Content starts

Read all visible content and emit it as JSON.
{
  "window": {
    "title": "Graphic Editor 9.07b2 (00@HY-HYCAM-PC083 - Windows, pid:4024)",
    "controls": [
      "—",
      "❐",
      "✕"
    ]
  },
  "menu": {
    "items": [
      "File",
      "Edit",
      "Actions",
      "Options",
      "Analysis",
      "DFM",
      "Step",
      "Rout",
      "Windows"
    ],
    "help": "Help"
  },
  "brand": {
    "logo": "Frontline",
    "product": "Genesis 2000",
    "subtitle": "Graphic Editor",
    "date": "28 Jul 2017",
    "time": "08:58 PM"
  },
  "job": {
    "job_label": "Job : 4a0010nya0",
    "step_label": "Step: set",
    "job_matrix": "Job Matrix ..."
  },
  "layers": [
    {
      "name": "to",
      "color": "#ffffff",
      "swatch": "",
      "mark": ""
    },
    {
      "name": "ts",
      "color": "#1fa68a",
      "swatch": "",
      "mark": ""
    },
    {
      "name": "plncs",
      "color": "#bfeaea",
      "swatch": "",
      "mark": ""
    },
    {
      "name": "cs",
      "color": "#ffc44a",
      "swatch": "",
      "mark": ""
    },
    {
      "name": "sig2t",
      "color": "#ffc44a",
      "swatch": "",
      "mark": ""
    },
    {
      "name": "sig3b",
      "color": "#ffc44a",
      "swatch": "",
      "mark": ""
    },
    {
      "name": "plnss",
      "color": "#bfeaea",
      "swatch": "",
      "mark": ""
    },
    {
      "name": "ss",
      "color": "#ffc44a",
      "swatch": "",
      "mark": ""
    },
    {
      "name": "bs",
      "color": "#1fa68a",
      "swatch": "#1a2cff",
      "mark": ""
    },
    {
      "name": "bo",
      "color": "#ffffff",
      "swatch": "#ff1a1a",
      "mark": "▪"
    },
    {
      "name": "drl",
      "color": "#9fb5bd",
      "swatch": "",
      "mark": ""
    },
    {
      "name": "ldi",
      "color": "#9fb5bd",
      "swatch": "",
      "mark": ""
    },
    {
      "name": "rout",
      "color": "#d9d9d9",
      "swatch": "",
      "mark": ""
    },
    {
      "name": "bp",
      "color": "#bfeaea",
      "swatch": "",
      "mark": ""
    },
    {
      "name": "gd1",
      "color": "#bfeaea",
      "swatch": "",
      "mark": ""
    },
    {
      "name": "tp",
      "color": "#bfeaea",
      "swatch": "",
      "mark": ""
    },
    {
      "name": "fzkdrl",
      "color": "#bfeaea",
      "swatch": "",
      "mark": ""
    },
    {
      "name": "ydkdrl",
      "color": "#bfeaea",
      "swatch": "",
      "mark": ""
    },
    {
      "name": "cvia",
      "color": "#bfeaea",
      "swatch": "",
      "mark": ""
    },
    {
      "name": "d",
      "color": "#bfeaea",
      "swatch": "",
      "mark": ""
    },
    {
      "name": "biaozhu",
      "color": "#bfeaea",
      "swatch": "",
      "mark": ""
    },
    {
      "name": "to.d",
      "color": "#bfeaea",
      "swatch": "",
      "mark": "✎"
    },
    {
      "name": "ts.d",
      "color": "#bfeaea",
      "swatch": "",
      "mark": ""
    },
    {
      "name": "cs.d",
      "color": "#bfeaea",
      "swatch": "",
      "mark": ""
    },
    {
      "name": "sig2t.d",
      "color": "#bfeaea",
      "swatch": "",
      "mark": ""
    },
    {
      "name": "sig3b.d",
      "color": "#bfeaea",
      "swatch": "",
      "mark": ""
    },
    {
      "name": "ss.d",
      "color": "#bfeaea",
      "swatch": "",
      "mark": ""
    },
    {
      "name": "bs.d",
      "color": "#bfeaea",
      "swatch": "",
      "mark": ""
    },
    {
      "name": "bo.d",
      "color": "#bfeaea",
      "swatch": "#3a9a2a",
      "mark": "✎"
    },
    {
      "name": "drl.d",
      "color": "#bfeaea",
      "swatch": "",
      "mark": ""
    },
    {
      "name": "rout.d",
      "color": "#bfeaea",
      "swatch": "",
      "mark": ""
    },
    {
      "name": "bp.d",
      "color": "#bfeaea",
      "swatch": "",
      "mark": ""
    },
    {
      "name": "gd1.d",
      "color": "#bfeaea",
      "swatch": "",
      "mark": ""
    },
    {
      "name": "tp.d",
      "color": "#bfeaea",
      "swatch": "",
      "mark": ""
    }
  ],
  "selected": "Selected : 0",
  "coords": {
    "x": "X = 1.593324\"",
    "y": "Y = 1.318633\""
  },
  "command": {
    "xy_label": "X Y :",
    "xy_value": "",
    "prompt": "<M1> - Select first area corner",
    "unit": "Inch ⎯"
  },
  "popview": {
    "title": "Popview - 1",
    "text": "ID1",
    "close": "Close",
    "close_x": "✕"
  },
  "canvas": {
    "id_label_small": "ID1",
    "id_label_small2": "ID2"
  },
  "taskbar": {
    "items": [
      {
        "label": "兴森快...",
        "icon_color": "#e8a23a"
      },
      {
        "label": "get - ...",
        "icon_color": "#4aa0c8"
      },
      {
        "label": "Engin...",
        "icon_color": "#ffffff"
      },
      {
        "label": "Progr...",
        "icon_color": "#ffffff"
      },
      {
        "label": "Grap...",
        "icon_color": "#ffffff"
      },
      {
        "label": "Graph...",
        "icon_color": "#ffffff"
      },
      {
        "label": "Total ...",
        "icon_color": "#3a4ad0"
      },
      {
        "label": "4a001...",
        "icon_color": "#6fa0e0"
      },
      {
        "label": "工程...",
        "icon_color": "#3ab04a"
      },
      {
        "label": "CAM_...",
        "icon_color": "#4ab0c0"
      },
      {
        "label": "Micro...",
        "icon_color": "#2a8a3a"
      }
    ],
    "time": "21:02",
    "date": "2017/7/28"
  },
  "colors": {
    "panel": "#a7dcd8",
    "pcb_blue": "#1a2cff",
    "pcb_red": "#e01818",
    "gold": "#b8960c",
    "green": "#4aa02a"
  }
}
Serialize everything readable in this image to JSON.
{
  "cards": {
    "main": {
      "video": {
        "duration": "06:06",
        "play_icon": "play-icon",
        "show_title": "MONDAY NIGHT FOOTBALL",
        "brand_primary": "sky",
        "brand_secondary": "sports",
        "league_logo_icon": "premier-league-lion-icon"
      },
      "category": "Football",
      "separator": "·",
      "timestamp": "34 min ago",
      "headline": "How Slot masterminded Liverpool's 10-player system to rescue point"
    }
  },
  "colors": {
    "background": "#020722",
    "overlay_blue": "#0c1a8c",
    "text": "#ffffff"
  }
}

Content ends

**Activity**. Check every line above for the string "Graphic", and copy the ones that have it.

**Result of the exercise**.
    "title": "Graphic Editor 9.07b2 (00@HY-HYCAM-PC083 - Windows, pid:4024)",
    "subtitle": "Graphic Editor",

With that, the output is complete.